Why are Fires so Numerous?
It is often asked how it is that fires and conflagrations are so much more frequent in the United States than in any other part of the World. There are several reasons.
In the first place, lumber is abundant and cheap, and this is an inducement for architects, builders, and property-holders to use it extensively, where in countries where it is not so abundant it is used more sparingly, and frequently less combustible material used in its place.
Secondly. Our style of building, having lath and plaster partitions, covering up ceilings with the same material, in all of which fire may imperceptibly make headway, and not be seen before it has become difficult to control.
Thirdly. The frequent use of wooden partitions in otherwise fire-proof buildings. This was the sole cause of the destruction of the Crystal Palace in New York, in 1852, of which all the frame-work was cast and wrought iron, and the sides sheet-iron and glass ; but rooms had been partitioned off with boards, and those taking fire and communicating it to the wooden floors of the gallarics (all built of Virginia pitch pine), the heat became so intense that all the iron supports crumbled down, and the whole beautiful structure was in ruins in a few hours.
Fourthly. In large cities the great heighth of buildings, is, if not always a direct cause of fires, at least a cause of the spreading of them, and a source of difficulty of controlling them when under headway.
Fifthly. The minds of our business men are os a general rule so taken up with the great question of dollars and cents, and how to get as many of them as possible, that with few exceptions they are thoughtless of minor details relating to safety, etc.
Sixthly. The want of a feeling of moral responsibility in some members of society, who do not shrink from committing the grave crime of arson. Sometimes it is done to recover insurance money, when it is to their advantage, especially when their financial condition is shaky, or they are at the point of bankruptcy, regardless ol the possible damage they may do to their neighbors or their own employes. Sometimes the crime has been committed from personal revenge, and sometimes during insane passions, developed by hatred against the wealthy, as the petroleuses in Paris and the strikers aided by tramps at Pittsburg.
Seventhly. The readiness of the insurance companies to insure against fire for sums to nearly and sometimes equal or even above the teal value of the insured property. This is a direct premium for incendiarism. Experience, however, has put a stop to this, as some companies have been such heavy losers in this way as to become bankrupt. Statistics prove that insured property is more apt to bum up than uninsured property, and that the danger of its burning up is in a direct ratio to the sums insured for compared to the real value.
Eighthly. The laxity displayed in investigating the causes of fire, the fire marshals and insurance watchmen notwithstanding.

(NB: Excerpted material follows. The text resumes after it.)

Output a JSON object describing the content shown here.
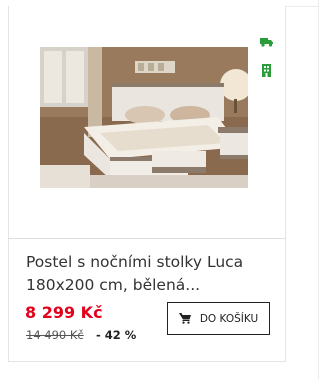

Ninthly. The absence of a law to make the persons having charge of the premises where a fire breaks out, responsible. As it is, nobody is held responsible.
In France fires have nearly ceased. In the large city of Paris they are very rare, notwithstanding its high buildings and the great amount of combustible matter present ; and this is chiefly due to the law that a person on whose premises a fire originates cannot recover insurance. If one of our contemporaries is correct, at present even when a man’s premises get on fire, the law holds him liable to make good the damage resulting to other people’s property, and he is compelled to pay for the loss which his fire occasions to his neighbors, on just the same principle that a man is compelled to pay for the damage caused by his horse running away. The result is great carefulness and watchfulness on the part of tenants and owners in regard to fire. Another cause is, that buildings in France are built on such principles as to prevent any fire spreading—to prevent them, indeed, from occurring.
Another contemporary says; “ Americans must stop building fire traps. Our present recipe for a house is, practically, a dozen loads of pine lumber, a few thousand cedar shingles, a barrel of paint, a rusty stove-pipe, and a box of lucifer matches. Mix well, and sweeten to taste with kerosene lamps.’’
The fact is, that the destruction of a large amount of property by fires is awakening the people to a sense of their duty in the matter of providing improved apparatus, and establishing or extending tlieir water works for extinguishing fires, and the erection of fire-proof buildings to prevent the spread of conflagrations. The people ought to demand of the Legislature the passage of laws looking into the investigation and origin of all fires, and making some one responsible for the safety of the premises under his his charge. Each tax-payer, each good citizen, is directly interested in this important matter.— Manufacturer and Builder.